The physician and neurologist Antonio Damasio often points out in his works that organisms on earth existed without nervous systems for most of its history.
It was only after the body had grown more complex that a need arose for a nervous system and brain to coordinate biological events.
Thus, instead of perceiving our brain as just one force commanding our bodies movements, it is much more so regarded as something which extends throughout the body, with multiple “brains” such as our gut brain and heart brain at play.
Fortunately, we can use meditation and mindfulness exercises to reconnect with these lesser-known brains and regain control over our own internal states once again.
How Meditation Can Help Us Overcome Our Hardwired Tendency for Self-Obsession
It’s all too easy to get wrapped up in our own thoughts, especially in times of worry.
Overthinking can lead to self-obsession, a condition which the latest neuroscience research suggests is hardwired into human brains.
Areas like the posterior cingulate cortex activate when a person isn’t doing anything in particular and instead start thinking about themselves and how others perceive them.
This isn’t necessarily a bad thing; it’s an evolutionary response that helps you assess potential dangers and be vigilant against attack.
It becomes problematic when these parts of the brain are overstimulated and your attention is solely consumed with your standing in world.
Luckily, there is an effective way to counteract this: meditation!
Meditation not only helps integrate different parts of the brain, but also emphasizes empathy for others rather than solely focusing on yourself.
By restoring balance and providing better integration, meditation has been proven to be incredibly beneficial for those with self-obsessing tendencies.
Meditation Can Help You Break Free From the Vicious Cycle of Addiction
If you’re struggling with addiction, meditation can be a great way to break free from the negative cycle.
Addiction is essentially a product of your brain conditioning that causes pleasure-inducing activities to become more desirable over time.
In essence, it prompts certain behaviors such as overeating or spending too much time on the internet in order to get those dopamine hits that give us pleasure.
But by recognizing these patterns and learning to distinguish between wants and needs through meditation, we can minimize our craving for these activities and put ourselves in control – instead of our brains controlling us.
By understanding what we really need as opposed to what we are just attempting to fulfill with unhealthy habits, we can decrease the dopamine reward and therefore curbing our urges for unhealthy lifestyles.
So why not try out meditation?

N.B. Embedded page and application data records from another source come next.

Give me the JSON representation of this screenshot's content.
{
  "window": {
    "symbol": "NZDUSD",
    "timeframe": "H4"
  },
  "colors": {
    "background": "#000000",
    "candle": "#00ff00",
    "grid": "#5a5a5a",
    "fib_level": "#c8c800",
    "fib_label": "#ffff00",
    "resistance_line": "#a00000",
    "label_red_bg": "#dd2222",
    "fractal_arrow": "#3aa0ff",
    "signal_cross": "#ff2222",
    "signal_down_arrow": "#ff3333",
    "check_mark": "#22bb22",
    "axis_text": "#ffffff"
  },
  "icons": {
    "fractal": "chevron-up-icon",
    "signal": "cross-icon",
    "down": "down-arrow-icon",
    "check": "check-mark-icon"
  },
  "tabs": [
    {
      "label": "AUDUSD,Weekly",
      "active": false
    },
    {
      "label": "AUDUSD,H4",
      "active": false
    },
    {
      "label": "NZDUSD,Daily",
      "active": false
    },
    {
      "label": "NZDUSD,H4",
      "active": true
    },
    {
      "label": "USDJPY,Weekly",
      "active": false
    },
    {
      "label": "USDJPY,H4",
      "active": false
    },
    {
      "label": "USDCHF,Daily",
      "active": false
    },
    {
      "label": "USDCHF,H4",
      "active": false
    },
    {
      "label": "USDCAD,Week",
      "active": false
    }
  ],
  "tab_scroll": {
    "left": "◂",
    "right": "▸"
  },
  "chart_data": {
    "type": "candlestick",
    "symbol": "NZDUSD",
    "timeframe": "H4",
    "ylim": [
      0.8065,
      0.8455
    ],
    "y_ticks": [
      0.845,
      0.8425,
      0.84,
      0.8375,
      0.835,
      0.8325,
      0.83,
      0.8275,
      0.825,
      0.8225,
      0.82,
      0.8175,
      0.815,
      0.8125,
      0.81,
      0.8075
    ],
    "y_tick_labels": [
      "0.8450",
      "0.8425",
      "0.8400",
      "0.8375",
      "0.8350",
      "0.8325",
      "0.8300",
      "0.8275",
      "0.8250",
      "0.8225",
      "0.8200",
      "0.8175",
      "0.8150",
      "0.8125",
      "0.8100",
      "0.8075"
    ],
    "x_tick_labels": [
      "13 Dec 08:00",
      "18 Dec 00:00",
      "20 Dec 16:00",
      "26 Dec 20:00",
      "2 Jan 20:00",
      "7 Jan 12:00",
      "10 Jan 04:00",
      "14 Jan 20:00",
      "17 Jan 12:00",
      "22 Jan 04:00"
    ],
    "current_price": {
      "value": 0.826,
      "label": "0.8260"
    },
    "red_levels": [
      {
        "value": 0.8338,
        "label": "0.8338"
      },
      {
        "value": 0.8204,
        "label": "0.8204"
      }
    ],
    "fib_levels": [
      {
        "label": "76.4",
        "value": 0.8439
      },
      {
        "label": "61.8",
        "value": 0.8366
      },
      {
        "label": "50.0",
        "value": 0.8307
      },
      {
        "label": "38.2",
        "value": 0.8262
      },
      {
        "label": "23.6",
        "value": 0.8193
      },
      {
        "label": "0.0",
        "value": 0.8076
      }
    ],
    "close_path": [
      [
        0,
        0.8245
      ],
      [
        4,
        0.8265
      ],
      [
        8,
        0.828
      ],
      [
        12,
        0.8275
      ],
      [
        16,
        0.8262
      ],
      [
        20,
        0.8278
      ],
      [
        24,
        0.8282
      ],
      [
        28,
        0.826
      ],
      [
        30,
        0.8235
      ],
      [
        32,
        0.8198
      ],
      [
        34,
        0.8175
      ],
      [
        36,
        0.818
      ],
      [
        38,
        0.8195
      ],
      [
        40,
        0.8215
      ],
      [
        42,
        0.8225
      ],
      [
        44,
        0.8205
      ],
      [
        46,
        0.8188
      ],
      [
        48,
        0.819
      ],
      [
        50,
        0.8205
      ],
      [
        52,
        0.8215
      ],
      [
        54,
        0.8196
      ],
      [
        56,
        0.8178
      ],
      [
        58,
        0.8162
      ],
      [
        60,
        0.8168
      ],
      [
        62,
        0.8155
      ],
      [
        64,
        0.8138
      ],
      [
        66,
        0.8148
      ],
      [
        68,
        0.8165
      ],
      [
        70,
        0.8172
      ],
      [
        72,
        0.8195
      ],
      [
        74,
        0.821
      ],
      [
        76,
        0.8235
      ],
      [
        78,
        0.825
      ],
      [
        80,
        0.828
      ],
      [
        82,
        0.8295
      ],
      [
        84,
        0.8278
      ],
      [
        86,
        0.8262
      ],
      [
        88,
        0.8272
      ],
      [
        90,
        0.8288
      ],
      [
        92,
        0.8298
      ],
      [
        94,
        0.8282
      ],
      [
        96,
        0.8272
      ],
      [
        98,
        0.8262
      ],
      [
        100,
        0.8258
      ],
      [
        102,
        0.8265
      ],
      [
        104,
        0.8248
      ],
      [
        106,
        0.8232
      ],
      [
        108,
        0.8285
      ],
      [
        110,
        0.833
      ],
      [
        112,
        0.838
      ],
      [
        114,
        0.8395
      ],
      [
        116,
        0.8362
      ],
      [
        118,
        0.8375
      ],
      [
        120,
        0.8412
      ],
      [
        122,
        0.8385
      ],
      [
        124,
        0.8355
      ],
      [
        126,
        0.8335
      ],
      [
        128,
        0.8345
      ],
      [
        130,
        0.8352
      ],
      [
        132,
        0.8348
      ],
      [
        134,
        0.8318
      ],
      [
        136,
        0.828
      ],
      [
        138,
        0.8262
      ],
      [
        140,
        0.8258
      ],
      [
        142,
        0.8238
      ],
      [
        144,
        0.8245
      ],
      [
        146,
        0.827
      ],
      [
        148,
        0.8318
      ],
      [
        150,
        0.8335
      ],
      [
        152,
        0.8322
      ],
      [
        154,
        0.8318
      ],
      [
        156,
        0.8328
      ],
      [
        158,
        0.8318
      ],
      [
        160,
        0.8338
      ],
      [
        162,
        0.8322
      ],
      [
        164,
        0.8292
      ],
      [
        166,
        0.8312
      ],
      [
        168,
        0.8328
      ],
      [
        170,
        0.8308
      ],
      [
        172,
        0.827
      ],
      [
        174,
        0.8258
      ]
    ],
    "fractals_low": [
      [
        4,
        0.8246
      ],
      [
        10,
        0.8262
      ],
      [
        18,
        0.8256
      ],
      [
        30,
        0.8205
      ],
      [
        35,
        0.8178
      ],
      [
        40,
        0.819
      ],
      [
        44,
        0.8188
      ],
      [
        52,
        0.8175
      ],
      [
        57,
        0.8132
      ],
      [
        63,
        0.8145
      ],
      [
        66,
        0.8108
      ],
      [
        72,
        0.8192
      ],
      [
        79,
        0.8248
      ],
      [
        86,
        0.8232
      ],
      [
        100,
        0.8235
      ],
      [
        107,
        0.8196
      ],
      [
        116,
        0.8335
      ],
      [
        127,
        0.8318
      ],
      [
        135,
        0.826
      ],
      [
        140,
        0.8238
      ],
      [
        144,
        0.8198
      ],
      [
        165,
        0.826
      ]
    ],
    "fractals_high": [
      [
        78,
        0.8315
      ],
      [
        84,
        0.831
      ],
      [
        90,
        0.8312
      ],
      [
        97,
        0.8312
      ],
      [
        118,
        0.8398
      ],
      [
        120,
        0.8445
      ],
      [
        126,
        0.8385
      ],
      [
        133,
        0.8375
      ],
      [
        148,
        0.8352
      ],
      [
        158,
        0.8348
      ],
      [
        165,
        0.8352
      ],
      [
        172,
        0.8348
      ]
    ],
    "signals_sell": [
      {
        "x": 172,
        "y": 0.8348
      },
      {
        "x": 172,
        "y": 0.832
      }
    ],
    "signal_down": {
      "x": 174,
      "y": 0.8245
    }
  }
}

Not only will it improve your wellbeing and give you better connection with others, it might also be the key to unlocking your full potential for happiness by breaking out of the cycle of addiction!
Aware: The Science and Practice of Presence is a book about understanding the power of meditation, not just for your mental health, but for your physical health as well.
Studies have found that taking time to meditate and be aware of your thoughts can positively affect many areas of your life – from boosting your immune system and slowing down the aging process to feeling more balanced in mind and spirit.
The authors also offer actionable advice on how to make the most out of this practice.
They recommend cultivating joy and laughter, as it can help both ourselves and others by allowing us to share positive experiences rather than wallowing in suffering alone.
Taking presence seriously doesn’t mean we must do away with lightheartedness; rather, we should embrace it as an integral part of our spiritual journey.
As the Dalai Lama said, “Joyfulness nourishes both the body and soul.”